Course supplement Socioeconomics in the BA Political Science
How did the global financial crisis come about? What economic theories underlie different political approaches to solving the euro crisis? Do people always behave rationally in labor, goods or capital markets? What are the effects of economic inequality on economic stability and political decisions? What are the advantages and disadvantages of a debt brake? And what economic controversies are actually hidden behind the dispute over private pension provision?
At the Institute for Socioeconomics, founded in 2019 at the Faculty of Social Sciences, answers to such questions are sought at the interface of political science and sociology from a plural perspective and with a special focus on (socio)economic inequality, state activity and public finances, and macroeconomic interrelations.
In the Socioeconomics course supplement offered for the BA Political Science, students can add a socioeconomic perspective to their political science studies. In understanding economic contexts, they benefit from their prior institutional and political economic knowledge and can at the same time supplement their understanding of political contexts with an economic component.
In addition to interdisciplinarity, a central principle here is a pluralism of different theories and models, also with the aim of making the controversy of economic policy positions visible.
At a glance
- Socioeconomics as a complementary course in the BA Political Science with a total of 33 CP.
- Teaching by the Institute for Socioeconomics, founded in 2019 at the faculty with five professors and about ten research assistants
- Three modules, including two basic modules and one in-depth module with seven courses
Structure of the study program
* A passing grade in the seminar "Introduction to Socioeconomics" is a prerequisite for participation in all other courses of the Socioeconomics program in the BA Political Science.
Note: If you do not complete the Socioeconomics elective in its entirety, you may receive partial credit as an E3 credit.
For more information on the organization of the study and how it fits into the BA Political Science, you can contact the IBZ of Political Science. A study plan for the BA Political Science with the elective area Socioeconomics can be found here, more general info on the study plan of the BA Political Science can be found here.
Prof. Dr. Till van Treeck, Professor at the Institute of Socioeconomics
Access to the elective area of socioeconomics is gained through registration and admission to the seminar course "Introduction to Socioeconomics" in the second semester. With the admission to this course you are also entitled to admission to all socio-economic courses of the elective area in the following semesters.

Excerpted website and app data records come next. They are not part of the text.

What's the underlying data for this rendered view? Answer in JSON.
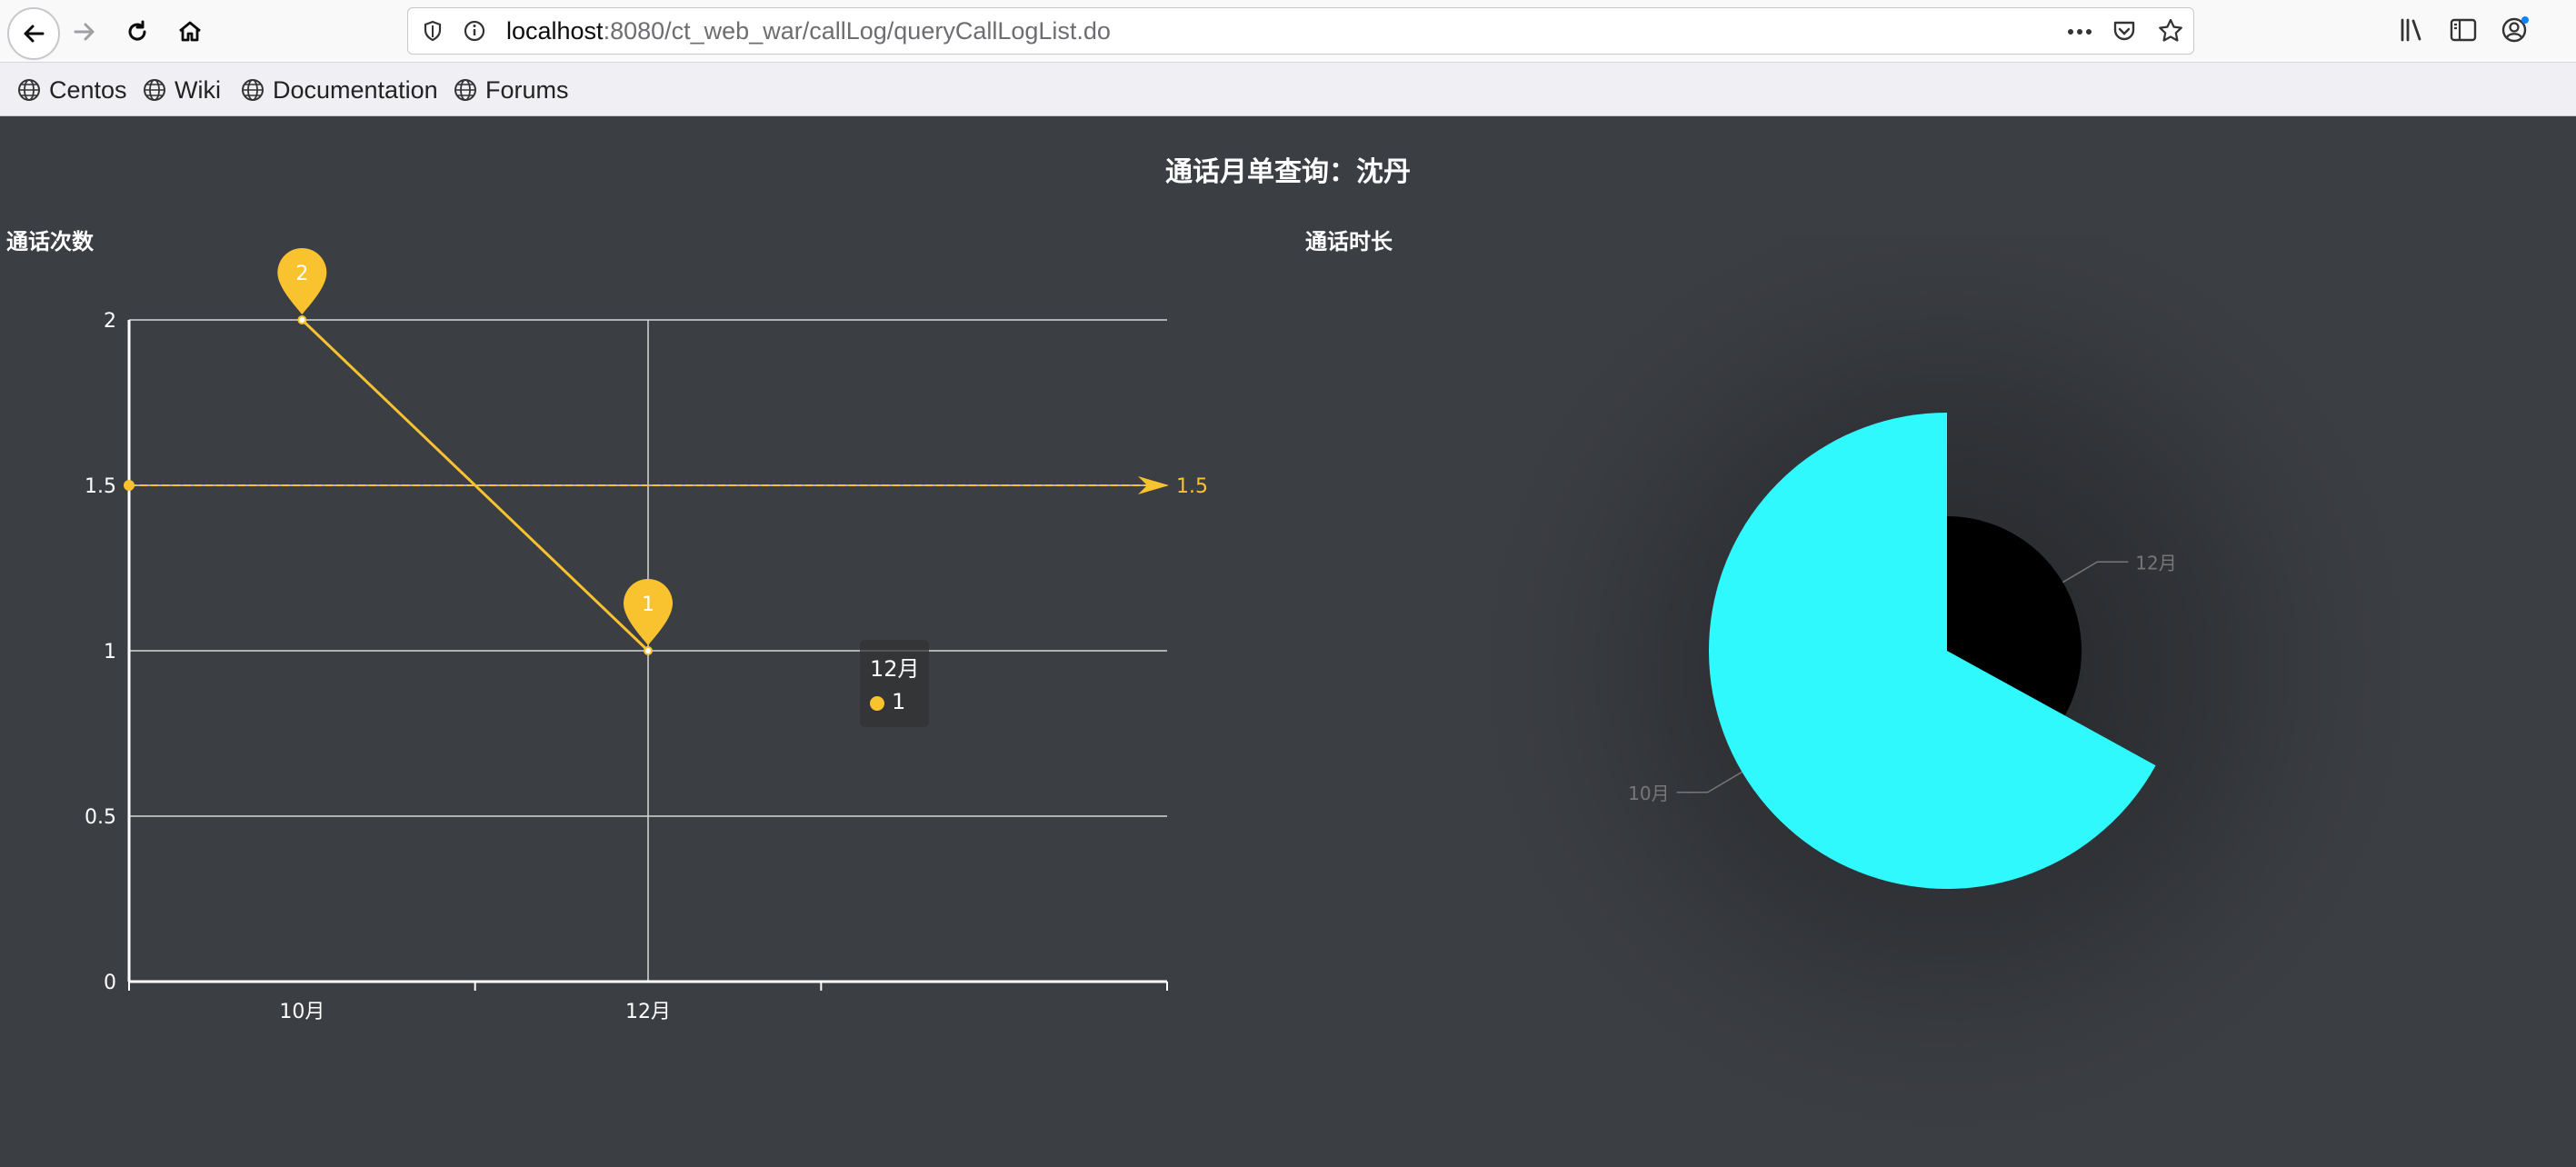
{
  "browser": {
    "url_host": "localhost",
    "url_path": ":8080/ct_web_war/callLog/queryCallLogList.do",
    "bookmarks": [
      "Centos",
      "Wiki",
      "Documentation",
      "Forums"
    ]
  },
  "page": {
    "title": "通话月单查询：沈丹"
  },
  "tooltip": {
    "title": "12月",
    "value": "1"
  },
  "chart_data": [
    {
      "type": "line",
      "title": "通话次数",
      "categories": [
        "10月",
        "12月"
      ],
      "x_ticks": [
        "10月",
        "12月"
      ],
      "values": [
        2,
        1
      ],
      "ylim": [
        0,
        2
      ],
      "yticks": [
        "0",
        "0.5",
        "1",
        "1.5",
        "2"
      ],
      "mark_points": [
        {
          "category": "10月",
          "value": 2,
          "label": "2"
        },
        {
          "category": "12月",
          "value": 1,
          "label": "1"
        }
      ],
      "mark_line": {
        "value": 1.5,
        "label": "1.5"
      },
      "grid": true,
      "color": "#f9c32f"
    },
    {
      "type": "pie",
      "title": "通话时长",
      "style": "rose",
      "slices": [
        {
          "label": "10月",
          "value": 67,
          "color": "#2ff9fd"
        },
        {
          "label": "12月",
          "value": 33,
          "color": "#000000"
        }
      ],
      "label_color": "#777777"
    }
  ]
}
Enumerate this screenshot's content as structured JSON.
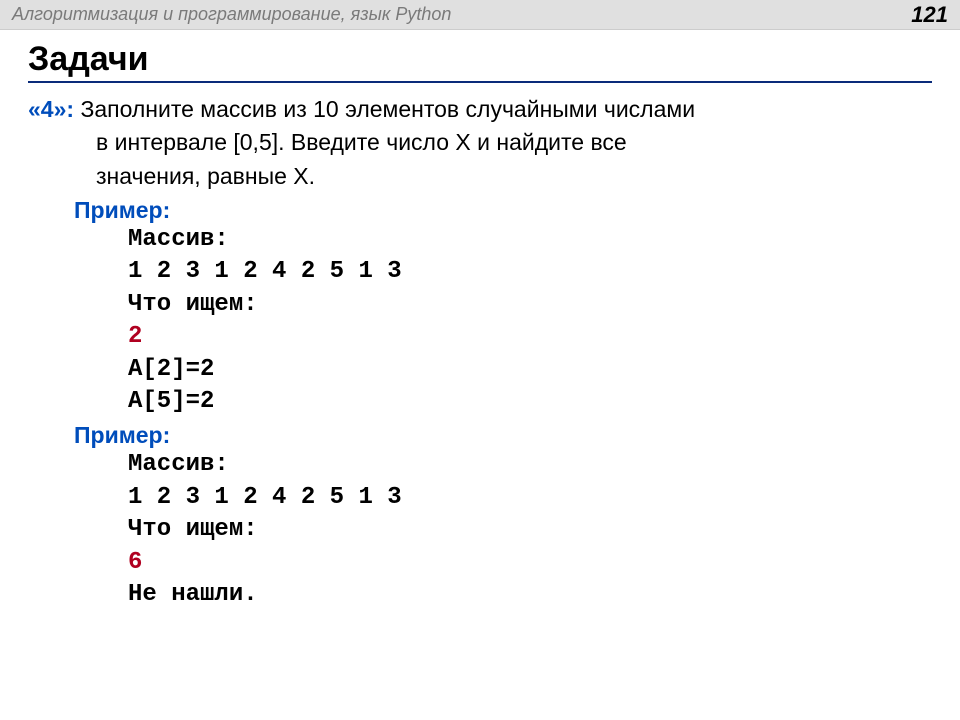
{
  "header": {
    "title": "Алгоритмизация и программирование, язык Python",
    "page_number": "121"
  },
  "section_title": "Задачи",
  "task": {
    "grade_label": "«4»: ",
    "line1": "Заполните массив из 10 элементов случайными числами",
    "line2": "в интервале [0,5]. Введите число X и найдите все",
    "line3": "значения, равные X."
  },
  "example1": {
    "label": "Пример:",
    "array_label": "Массив:",
    "array_values": "1 2 3 1 2 4 2 5 1 3",
    "search_label": "Что ищем:",
    "search_value": "2",
    "result1": "A[2]=2",
    "result2": "A[5]=2"
  },
  "example2": {
    "label": "Пример:",
    "array_label": "Массив:",
    "array_values": "1 2 3 1 2 4 2 5 1 3",
    "search_label": "Что ищем:",
    "search_value": "6",
    "result": "Не нашли."
  }
}
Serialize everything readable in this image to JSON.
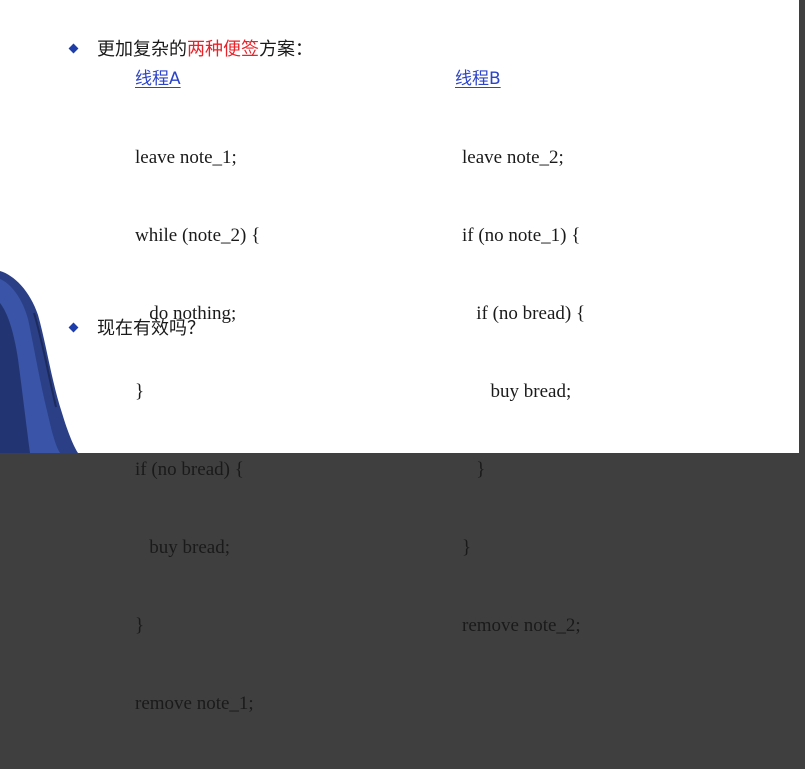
{
  "bullets": {
    "first": {
      "prefix": "更加复杂的",
      "highlight": "两种便签",
      "suffix": "方案："
    },
    "second": "现在有效吗？"
  },
  "thread_a": {
    "title": "线程A",
    "lines": [
      "leave note_1;",
      "while (note_2) {",
      "   do nothing;",
      "}",
      "if (no bread) {",
      "   buy bread;",
      "}",
      "remove note_1;"
    ]
  },
  "thread_b": {
    "title": "线程B",
    "lines": [
      "leave note_2;",
      "if (no note_1) {",
      "   if (no bread) {",
      "      buy bread;",
      "   }",
      "}",
      "remove note_2;"
    ]
  },
  "colors": {
    "highlight": "#e8232a",
    "title_blue": "#2c44c8",
    "bullet_blue": "#1e3da8"
  }
}
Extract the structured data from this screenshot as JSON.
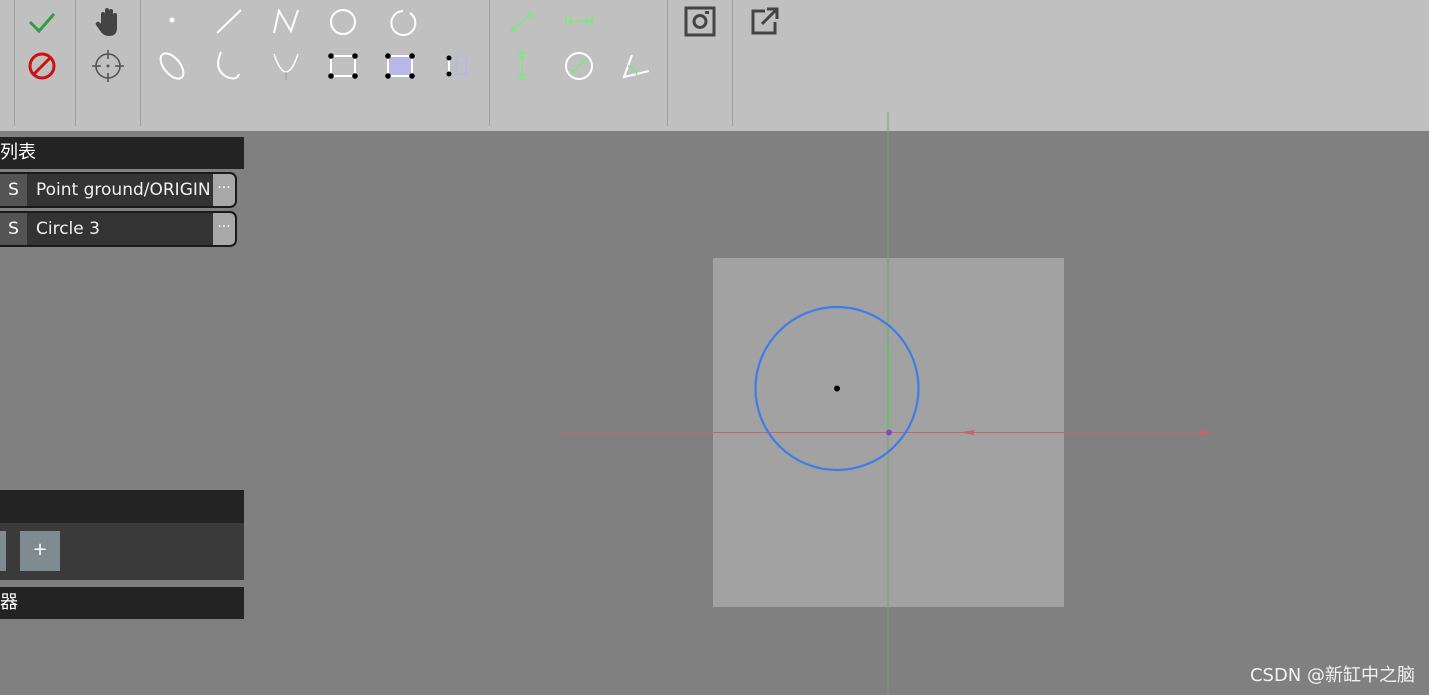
{
  "toolbar": {
    "groups": [
      {
        "name": "confirm",
        "tools": [
          "check-icon",
          "cancel-icon"
        ]
      },
      {
        "name": "view",
        "tools": [
          "pan-hand-icon",
          "center-target-icon"
        ]
      },
      {
        "name": "draw",
        "tools": [
          "point-icon",
          "line-icon",
          "polyline-icon",
          "circle-icon",
          "arc-icon",
          "ellipse-icon",
          "elliptic-arc-icon",
          "parabola-icon",
          "rectangle-icon",
          "filled-rectangle-icon",
          "rectangle-partial-icon"
        ]
      },
      {
        "name": "constraints",
        "tools": [
          "length-constraint-icon",
          "horizontal-distance-icon",
          "vertical-distance-icon",
          "diameter-constraint-icon",
          "angle-constraint-icon"
        ]
      },
      {
        "name": "capture",
        "tools": [
          "screenshot-icon"
        ]
      },
      {
        "name": "export",
        "tools": [
          "external-link-icon"
        ]
      }
    ],
    "colors": {
      "confirm": "#2e9e3e",
      "cancel": "#cc1111",
      "constraint": "#7de87d",
      "tool": "#ffffff"
    }
  },
  "feature_list": {
    "title": "列表",
    "items": [
      {
        "s_label": "S",
        "name": "Point ground/ORIGIN",
        "more": "···"
      },
      {
        "s_label": "S",
        "name": "Circle 3",
        "more": "···"
      }
    ]
  },
  "panel_middle": {
    "title": ""
  },
  "parameters": {
    "title": "",
    "add_label": "+"
  },
  "panel_bottom": {
    "title": "器"
  },
  "scene": {
    "plane_color": "#a2a2a2",
    "circle_color": "#3b7dea",
    "x_axis_color": "#c86464",
    "y_axis_color": "#64b064",
    "origin_color": "#8844cc",
    "center_color": "#000000"
  },
  "watermark": "CSDN @新缸中之脑"
}
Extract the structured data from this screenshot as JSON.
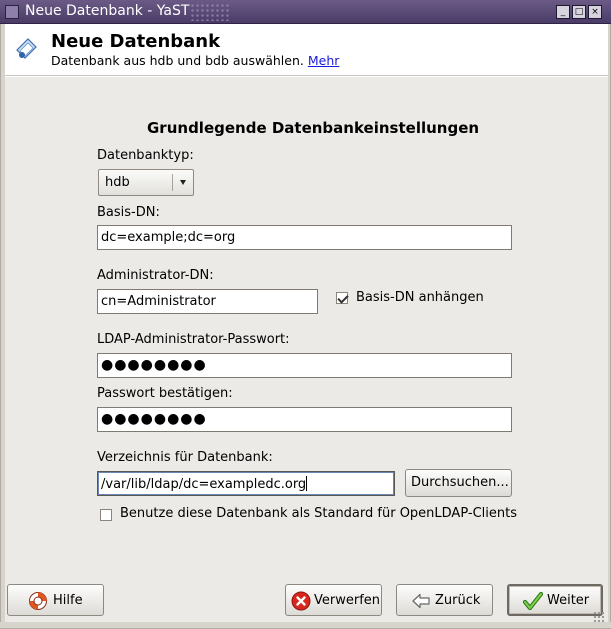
{
  "window": {
    "title": "Neue Datenbank - YaST",
    "controls": {
      "minimize": "_",
      "maximize": "□",
      "close": "×"
    }
  },
  "header": {
    "title": "Neue Datenbank",
    "subtitle": "Datenbank aus hdb und bdb auswählen.",
    "more_link": "Mehr",
    "icon": "ldap-database-icon"
  },
  "form": {
    "section_title": "Grundlegende Datenbankeinstellungen",
    "db_type": {
      "label": "Datenbanktyp:",
      "value": "hdb"
    },
    "base_dn": {
      "label": "Basis-DN:",
      "value": "dc=example;dc=org"
    },
    "admin_dn": {
      "label": "Administrator-DN:",
      "value": "cn=Administrator",
      "append_label": "Basis-DN anhängen",
      "append_checked": true
    },
    "password": {
      "label": "LDAP-Administrator-Passwort:",
      "value": "●●●●●●●●"
    },
    "password_confirm": {
      "label": "Passwort bestätigen:",
      "value": "●●●●●●●●"
    },
    "directory": {
      "label": "Verzeichnis für Datenbank:",
      "value": "/var/lib/ldap/dc=exampledc.org",
      "browse_label": "Durchsuchen..."
    },
    "default_client": {
      "label": "Benutze diese Datenbank als Standard für OpenLDAP-Clients",
      "checked": false
    }
  },
  "footer": {
    "help_label": "Hilfe",
    "discard_label": "Verwerfen",
    "back_label": "Zurück",
    "next_label": "Weiter"
  },
  "colors": {
    "titlebar": "#4a3c66",
    "panel": "#ebeae6",
    "link": "#1a1ae0",
    "discard_icon": "#d7261d",
    "next_icon": "#4fa52b"
  }
}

Registration and admission to the course will take place in the usual way via the LSF. Seminar places are allocated on a first-come, first-served basis. There is a limited number of places available (approx. 50).
For students of higher semesters there is in principle also an access possibility for the elective area. This is only recommended if the political science courses, which are replaced by socio-economic courses, have not yet been completed.
The courses in detail
Introduction to socioeconomics
Socioeconomics: macroeconomic analyses
Socioeconomics: Individual economic analyses
Economic and social policy
Current economic and social policy controversies, such as:
Examples of seminar topics in in-depth seminars 1, 2 and 3: